Among the entries below, count the lines that contain the word "Vlastní". Respond with the count only.

(Entries from a dataset of interfaces)
※
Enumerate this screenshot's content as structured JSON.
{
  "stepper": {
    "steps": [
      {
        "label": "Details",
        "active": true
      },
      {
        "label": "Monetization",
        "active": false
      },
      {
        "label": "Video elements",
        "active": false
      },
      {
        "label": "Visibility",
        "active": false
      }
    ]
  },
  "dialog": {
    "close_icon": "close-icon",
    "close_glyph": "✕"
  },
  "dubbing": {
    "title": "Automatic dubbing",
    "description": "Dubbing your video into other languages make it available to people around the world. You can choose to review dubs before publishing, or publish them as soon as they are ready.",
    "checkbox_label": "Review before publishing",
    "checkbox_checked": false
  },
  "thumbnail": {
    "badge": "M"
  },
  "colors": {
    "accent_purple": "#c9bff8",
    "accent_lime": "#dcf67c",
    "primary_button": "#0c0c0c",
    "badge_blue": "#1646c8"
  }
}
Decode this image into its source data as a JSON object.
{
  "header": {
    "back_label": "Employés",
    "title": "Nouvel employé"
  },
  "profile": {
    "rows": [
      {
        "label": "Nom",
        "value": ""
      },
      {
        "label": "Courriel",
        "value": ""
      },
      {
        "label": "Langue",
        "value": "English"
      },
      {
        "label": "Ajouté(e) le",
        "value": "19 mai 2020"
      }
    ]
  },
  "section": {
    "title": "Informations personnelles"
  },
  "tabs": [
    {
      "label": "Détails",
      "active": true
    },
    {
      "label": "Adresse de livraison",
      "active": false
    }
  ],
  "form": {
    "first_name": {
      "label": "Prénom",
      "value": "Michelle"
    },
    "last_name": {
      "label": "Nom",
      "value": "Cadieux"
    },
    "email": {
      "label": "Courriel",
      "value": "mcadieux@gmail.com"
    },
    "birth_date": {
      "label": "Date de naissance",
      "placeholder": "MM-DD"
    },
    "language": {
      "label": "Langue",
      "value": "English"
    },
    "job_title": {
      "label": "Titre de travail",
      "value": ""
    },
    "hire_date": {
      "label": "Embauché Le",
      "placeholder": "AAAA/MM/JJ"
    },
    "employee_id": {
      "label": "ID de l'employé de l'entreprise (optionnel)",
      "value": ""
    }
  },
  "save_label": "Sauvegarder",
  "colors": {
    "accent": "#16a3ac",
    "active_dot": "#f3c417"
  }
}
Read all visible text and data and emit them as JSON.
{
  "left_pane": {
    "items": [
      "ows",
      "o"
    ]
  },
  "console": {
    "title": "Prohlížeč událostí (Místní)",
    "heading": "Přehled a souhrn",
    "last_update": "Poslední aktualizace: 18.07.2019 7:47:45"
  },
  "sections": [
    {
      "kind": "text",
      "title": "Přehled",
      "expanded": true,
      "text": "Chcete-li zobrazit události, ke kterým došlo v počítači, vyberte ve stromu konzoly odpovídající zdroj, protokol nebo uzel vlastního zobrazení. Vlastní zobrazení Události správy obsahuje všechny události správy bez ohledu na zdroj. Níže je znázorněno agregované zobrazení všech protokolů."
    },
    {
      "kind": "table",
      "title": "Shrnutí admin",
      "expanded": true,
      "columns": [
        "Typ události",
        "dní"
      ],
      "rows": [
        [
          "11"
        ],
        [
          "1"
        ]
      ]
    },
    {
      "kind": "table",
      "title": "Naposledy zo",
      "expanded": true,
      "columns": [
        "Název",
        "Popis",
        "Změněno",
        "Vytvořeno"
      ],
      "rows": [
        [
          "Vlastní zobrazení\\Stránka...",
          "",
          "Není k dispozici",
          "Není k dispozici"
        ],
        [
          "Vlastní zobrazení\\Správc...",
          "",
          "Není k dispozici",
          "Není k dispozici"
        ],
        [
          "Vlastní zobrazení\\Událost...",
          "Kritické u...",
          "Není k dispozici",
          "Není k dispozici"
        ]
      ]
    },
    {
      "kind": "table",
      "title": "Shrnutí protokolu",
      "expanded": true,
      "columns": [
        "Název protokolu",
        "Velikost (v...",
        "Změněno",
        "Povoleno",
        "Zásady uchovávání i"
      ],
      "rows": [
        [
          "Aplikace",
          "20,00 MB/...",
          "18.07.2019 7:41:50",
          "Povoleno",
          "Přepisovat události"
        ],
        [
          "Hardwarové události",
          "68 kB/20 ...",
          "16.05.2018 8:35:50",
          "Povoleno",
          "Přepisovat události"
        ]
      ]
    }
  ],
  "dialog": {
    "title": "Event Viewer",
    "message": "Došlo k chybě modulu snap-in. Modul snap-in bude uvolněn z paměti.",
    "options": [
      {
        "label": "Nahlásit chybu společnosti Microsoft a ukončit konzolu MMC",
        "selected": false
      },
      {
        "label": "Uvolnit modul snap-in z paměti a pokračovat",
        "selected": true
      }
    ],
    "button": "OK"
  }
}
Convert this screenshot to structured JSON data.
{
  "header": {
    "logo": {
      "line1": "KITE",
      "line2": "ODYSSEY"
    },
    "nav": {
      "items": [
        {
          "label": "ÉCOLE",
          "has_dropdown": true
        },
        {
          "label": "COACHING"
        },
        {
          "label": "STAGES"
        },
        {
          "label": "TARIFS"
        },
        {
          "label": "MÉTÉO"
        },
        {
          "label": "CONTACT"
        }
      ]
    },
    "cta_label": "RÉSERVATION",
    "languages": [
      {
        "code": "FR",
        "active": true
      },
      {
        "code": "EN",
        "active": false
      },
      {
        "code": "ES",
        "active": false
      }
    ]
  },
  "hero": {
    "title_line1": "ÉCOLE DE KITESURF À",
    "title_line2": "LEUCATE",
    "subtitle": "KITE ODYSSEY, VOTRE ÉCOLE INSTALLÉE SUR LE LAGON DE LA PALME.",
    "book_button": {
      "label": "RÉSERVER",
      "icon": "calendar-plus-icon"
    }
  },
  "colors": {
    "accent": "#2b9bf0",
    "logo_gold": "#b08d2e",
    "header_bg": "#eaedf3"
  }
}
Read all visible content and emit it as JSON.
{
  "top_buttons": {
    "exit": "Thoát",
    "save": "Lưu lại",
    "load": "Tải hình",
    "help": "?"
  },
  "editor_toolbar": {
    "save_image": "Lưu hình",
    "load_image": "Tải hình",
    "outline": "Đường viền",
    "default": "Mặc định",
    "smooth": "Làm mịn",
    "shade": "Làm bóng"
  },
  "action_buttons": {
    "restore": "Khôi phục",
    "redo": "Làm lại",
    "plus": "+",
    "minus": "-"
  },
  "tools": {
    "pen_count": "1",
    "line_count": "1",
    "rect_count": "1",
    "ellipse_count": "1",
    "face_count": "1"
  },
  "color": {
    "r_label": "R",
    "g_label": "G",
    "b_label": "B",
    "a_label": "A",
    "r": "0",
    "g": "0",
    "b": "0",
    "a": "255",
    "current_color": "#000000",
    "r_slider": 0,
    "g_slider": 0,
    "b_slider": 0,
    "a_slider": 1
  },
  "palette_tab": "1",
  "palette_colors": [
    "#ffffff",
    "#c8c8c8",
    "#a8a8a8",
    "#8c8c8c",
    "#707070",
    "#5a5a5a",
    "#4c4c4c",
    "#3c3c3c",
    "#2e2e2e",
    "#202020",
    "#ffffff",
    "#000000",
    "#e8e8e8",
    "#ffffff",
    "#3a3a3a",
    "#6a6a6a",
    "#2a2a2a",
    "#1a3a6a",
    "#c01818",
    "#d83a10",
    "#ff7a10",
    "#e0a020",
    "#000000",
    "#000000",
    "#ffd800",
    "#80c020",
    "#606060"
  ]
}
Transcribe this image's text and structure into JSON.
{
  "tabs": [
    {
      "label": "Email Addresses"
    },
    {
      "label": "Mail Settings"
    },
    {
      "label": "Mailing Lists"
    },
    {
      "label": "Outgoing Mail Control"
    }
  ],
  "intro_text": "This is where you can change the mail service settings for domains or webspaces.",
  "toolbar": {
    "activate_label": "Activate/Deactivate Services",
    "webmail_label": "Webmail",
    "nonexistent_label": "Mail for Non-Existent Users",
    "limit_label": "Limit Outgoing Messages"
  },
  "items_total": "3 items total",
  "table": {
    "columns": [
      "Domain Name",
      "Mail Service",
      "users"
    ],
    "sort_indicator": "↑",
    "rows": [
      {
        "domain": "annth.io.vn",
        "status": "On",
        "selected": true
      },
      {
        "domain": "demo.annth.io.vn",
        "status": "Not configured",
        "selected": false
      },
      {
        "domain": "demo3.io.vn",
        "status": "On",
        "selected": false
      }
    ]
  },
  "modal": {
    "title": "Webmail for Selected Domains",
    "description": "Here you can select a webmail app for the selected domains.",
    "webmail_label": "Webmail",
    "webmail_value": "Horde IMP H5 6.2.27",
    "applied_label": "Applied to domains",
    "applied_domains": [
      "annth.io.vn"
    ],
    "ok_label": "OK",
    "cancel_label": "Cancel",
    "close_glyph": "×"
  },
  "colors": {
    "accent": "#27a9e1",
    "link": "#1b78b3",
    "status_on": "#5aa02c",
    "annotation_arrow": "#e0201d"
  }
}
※
> [Your response]
4